# Records contained in a dataset
==*==

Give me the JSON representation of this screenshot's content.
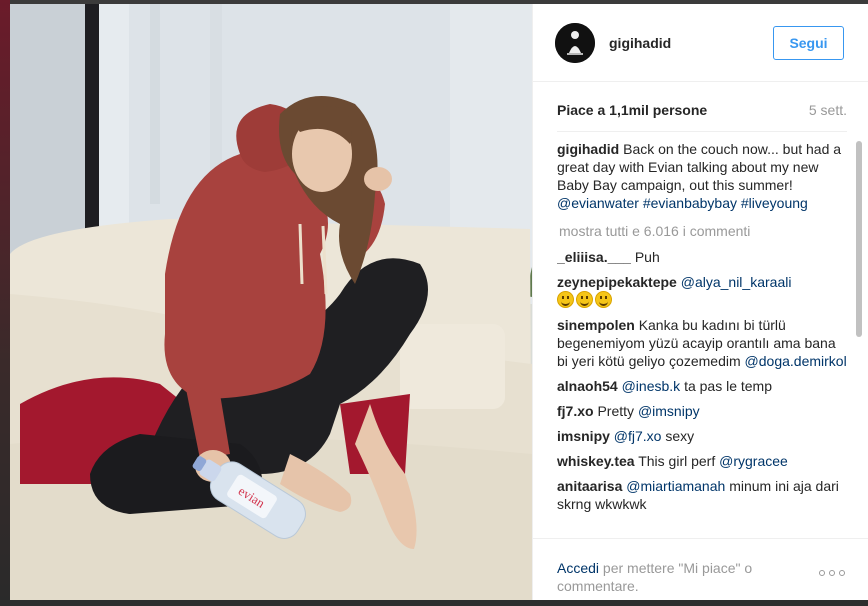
{
  "post": {
    "username": "gigihadid",
    "follow_label": "Segui",
    "likes": "Piace a 1,1mil persone",
    "time_ago": "5 sett.",
    "caption": {
      "user": "gigihadid",
      "text": "Back on the couch now... but had a great day with Evian talking about my new Baby Bay campaign, out this summer!",
      "tags": [
        "@evianwater",
        "#evianbabybay",
        "#liveyoung"
      ]
    },
    "show_all_comments": "mostra tutti e 6.016 i commenti",
    "comments": [
      {
        "user": "_eliiisa.___",
        "text": "Puh"
      },
      {
        "user": "zeynepipekaktepe",
        "mention": "@alya_nil_karaali",
        "emoji_count": 3
      },
      {
        "user": "sinempolen",
        "text": "Kanka bu kadını bi türlü begenemiyom yüzü acayip orantılı ama bana bi yeri kötü geliyo çozemedim",
        "mention": "@doga.demirkol"
      },
      {
        "user": "alnaoh54",
        "mention": "@inesb.k",
        "text": "ta pas le temp"
      },
      {
        "user": "fj7.xo",
        "text": "Pretty",
        "mention": "@imsnipy"
      },
      {
        "user": "imsnipy",
        "mention": "@fj7.xo",
        "text": "sexy"
      },
      {
        "user": "whiskey.tea",
        "text": "This girl perf",
        "mention": "@rygracee"
      },
      {
        "user": "anitaarisa",
        "mention": "@miartiamanah",
        "text": "minum ini aja dari skrng wkwkwk"
      }
    ],
    "footer": {
      "login_link": "Accedi",
      "login_text": "per mettere \"Mi piace\" o commentare."
    },
    "photo": {
      "bottle_label": "evian"
    }
  }
}
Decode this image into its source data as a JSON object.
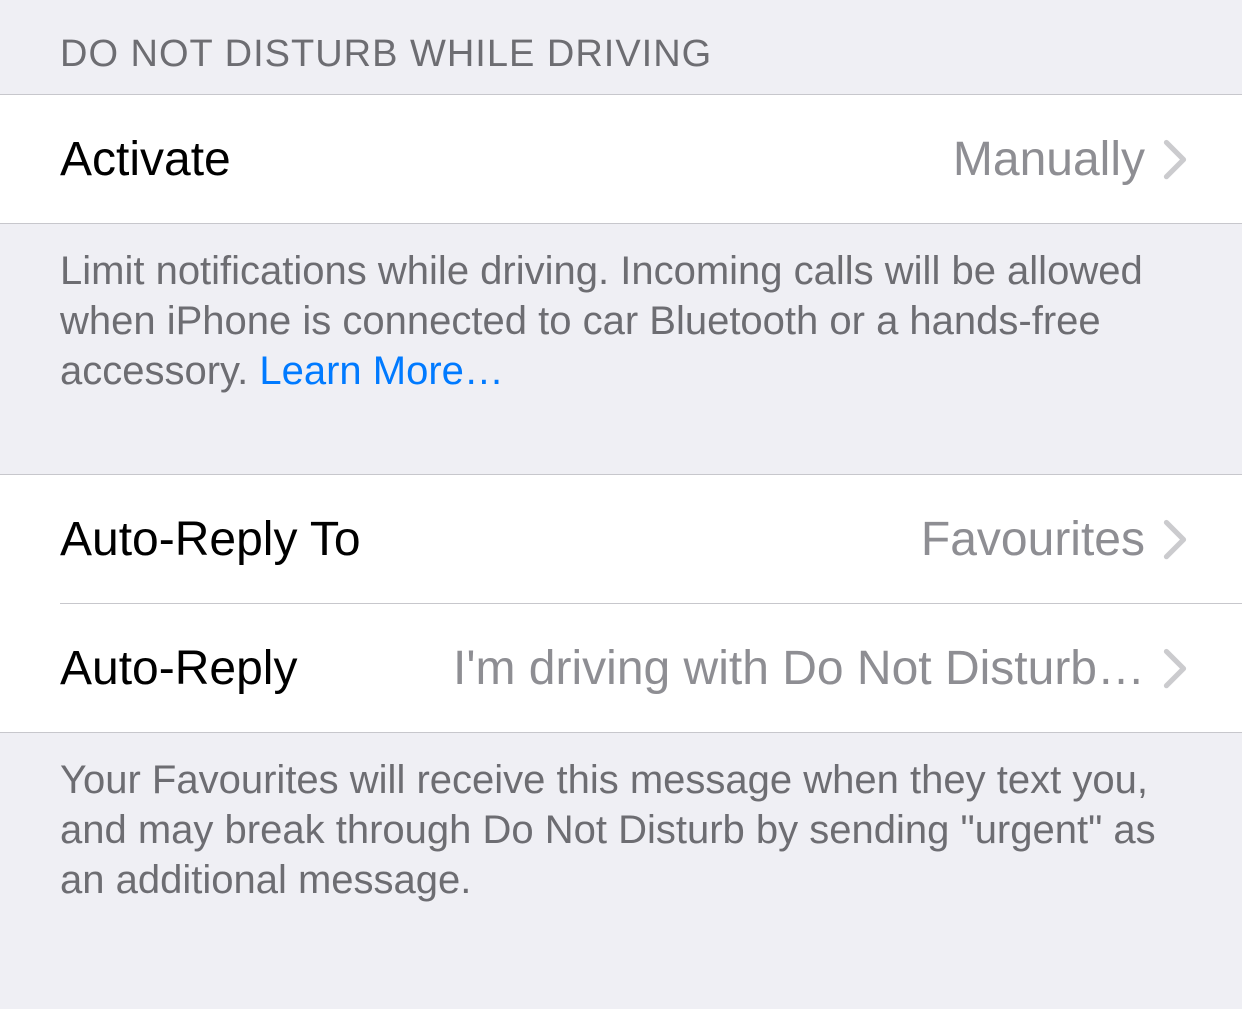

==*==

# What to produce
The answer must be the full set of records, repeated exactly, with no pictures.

# Answer to this problem
Give me the JSON representation of this screenshot's content.
{
  "post": {
    "username": "gigihadid",
    "follow_label": "Segui",
    "likes": "Piace a 1,1mil persone",
    "time_ago": "5 sett.",
    "caption": {
      "user": "gigihadid",
      "text": "Back on the couch now... but had a great day with Evian talking about my new Baby Bay campaign, out this summer!",
      "tags": [
        "@evianwater",
        "#evianbabybay",
        "#liveyoung"
      ]
    },
    "show_all_comments": "mostra tutti e 6.016 i commenti",
    "comments": [
      {
        "user": "_eliiisa.___",
        "text": "Puh"
      },
      {
        "user": "zeynepipekaktepe",
        "mention": "@alya_nil_karaali",
        "emoji_count": 3
      },
      {
        "user": "sinempolen",
        "text": "Kanka bu kadını bi türlü begenemiyom yüzü acayip orantılı ama bana bi yeri kötü geliyo çozemedim",
        "mention": "@doga.demirkol"
      },
      {
        "user": "alnaoh54",
        "mention": "@inesb.k",
        "text": "ta pas le temp"
      },
      {
        "user": "fj7.xo",
        "text": "Pretty",
        "mention": "@imsnipy"
      },
      {
        "user": "imsnipy",
        "mention": "@fj7.xo",
        "text": "sexy"
      },
      {
        "user": "whiskey.tea",
        "text": "This girl perf",
        "mention": "@rygracee"
      },
      {
        "user": "anitaarisa",
        "mention": "@miartiamanah",
        "text": "minum ini aja dari skrng wkwkwk"
      }
    ],
    "footer": {
      "login_link": "Accedi",
      "login_text": "per mettere \"Mi piace\" o commentare."
    },
    "photo": {
      "bottle_label": "evian"
    }
  }
}
Decode this image into its source data as a JSON object.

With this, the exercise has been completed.